In fact, the M4 has managed to avoid the gas-guzzler taxes that add on thousands of dollars to thirsty cars, thanks to its 17 city/26 highway fuel efficiency. The engine had a lot to do with the improvement, as did weight-saving measures like the carbon-fibre reinforced plastic that comprises the rooftop and the 24lbs (11kg) lighter transmission. All told, the M4 is 180lbs lighter than the M3 Coupe.
There is a particular feel to the engine. I have read other reviews of the M4 that claim it performs like a finely tuned weapon. This car performs supremely, but it’s incorrect to say that there’s not even the faintest hint of hesitation when you accelerate quickly. Try punching the gas around a curve or on the hill passing over a bridge. You can feel the difference in engine type.
The other side of the efficiency story with this car is the fuel-saving start-stop function that deadens the car when it comes to a standstill. It helps improve efficiency by double digits.
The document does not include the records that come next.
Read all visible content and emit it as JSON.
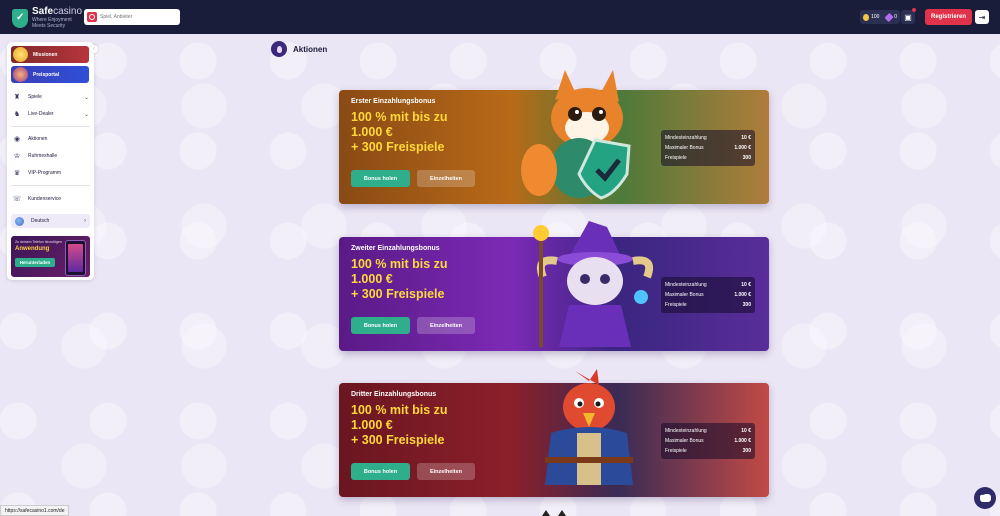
{
  "header": {
    "logo_name": "Safecasino",
    "logo_name_accent": "casino",
    "logo_name_main": "Safe",
    "logo_tagline_1": "Where Enjoyment",
    "logo_tagline_2": "Meets Security",
    "search_placeholder": "Spiel, Anbieter",
    "coins": "100",
    "gems": "0",
    "register_label": "Registrieren"
  },
  "sidebar": {
    "missions_label": "Missionen",
    "prize_label": "Preisportal",
    "nav": [
      {
        "label": "Spiele",
        "icon": "games-icon",
        "has_chevron": true
      },
      {
        "label": "Live-Dealer",
        "icon": "live-dealer-icon",
        "has_chevron": true
      },
      {
        "label": "Aktionen",
        "icon": "promotions-icon",
        "badge": "2"
      },
      {
        "label": "Ruhmeshalle",
        "icon": "hall-of-fame-icon"
      },
      {
        "label": "VIP-Programm",
        "icon": "vip-icon"
      },
      {
        "label": "Kundenservice",
        "icon": "support-icon"
      }
    ],
    "language": "Deutsch",
    "app_banner": {
      "small_text": "Zu deinem Telefon hinzufügen",
      "title": "Anwendung",
      "button": "Herunterladen"
    }
  },
  "page": {
    "title": "Aktionen"
  },
  "cards": [
    {
      "title": "Erster Einzahlungsbonus",
      "line1": "100 % mit bis zu",
      "line2": "1.000 €",
      "line3": "+ 300 Freispiele",
      "primary": "Bonus holen",
      "secondary": "Einzelheiten",
      "stats": [
        {
          "label": "Mindesteinzahlung",
          "value": "10 €"
        },
        {
          "label": "Maximaler Bonus",
          "value": "1.000 €"
        },
        {
          "label": "Freispiele",
          "value": "300"
        }
      ]
    },
    {
      "title": "Zweiter Einzahlungsbonus",
      "line1": "100 % mit bis zu",
      "line2": "1.000 €",
      "line3": "+ 300 Freispiele",
      "primary": "Bonus holen",
      "secondary": "Einzelheiten",
      "stats": [
        {
          "label": "Mindesteinzahlung",
          "value": "10 €"
        },
        {
          "label": "Maximaler Bonus",
          "value": "1.000 €"
        },
        {
          "label": "Freispiele",
          "value": "300"
        }
      ]
    },
    {
      "title": "Dritter Einzahlungsbonus",
      "line1": "100 % mit bis zu",
      "line2": "1.000 €",
      "line3": "+ 300 Freispiele",
      "primary": "Bonus holen",
      "secondary": "Einzelheiten",
      "stats": [
        {
          "label": "Mindesteinzahlung",
          "value": "10 €"
        },
        {
          "label": "Maximaler Bonus",
          "value": "1.000 €"
        },
        {
          "label": "Freispiele",
          "value": "300"
        }
      ]
    }
  ],
  "status_bar_url": "https://safecasino1.com/de",
  "colors": {
    "header_bg": "#191d3a",
    "accent_red": "#e0334b",
    "accent_green": "#2fae8c",
    "headline_yellow": "#ffd93a"
  }
}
But for me, it gets in the way of enjoying the car. I just don’t like the feel of it dying on me at every light.
BMW has done much to allow the M4 plenty of room to run on the track. In addition to the power upgrade in the engine, it has a tightened suspension, variable stability control settings and three different steering modes (comfort, sport and sport plus) that allow input from the car to be adjusted based on the driving conditions and a driver’s own preference.
Two words about the suspension: It’s stiff. Not as horrible over cobblestones and potholes as, say, a Ferrari F12. But it’s not going to coddle you, either. Don’t buy this as some sort of compact cruiser. It’s not.
The M4 has the same kidney grills and punchy nose as its brethren; its body lines draw the eye cleanly, swiftly, from the front to the rear. The hood has subtle ridges down the front. Inside the M4 comes with a rear seat conducive to two adult males of average height, and the dash is satisfying, with uncluttered superfluous buttons.
It also has a host of upgrades (rear camera, heads-up display, adaptive LED lighting, active drive-assist, GoPro camera integration). Plus, it has a dozen options for the colour of the leather and trim inside. Not to mention the M Performance catalogue of options like a front-splitter, matching side skirts and a rear spoiler made of carbon. You can’t bespoke this car, but the personalisation potential is satisfactory.
Get the 16-speaker Harman Kardon premium sound system, carbon ceramic Brembo brakes and moonroof. Pair them with the 19-inch black alloy five-spoke wheels. It’ll look killer. — Bloomberg
This article first appeared in The Edge Financial Daily, on November 24, 2014.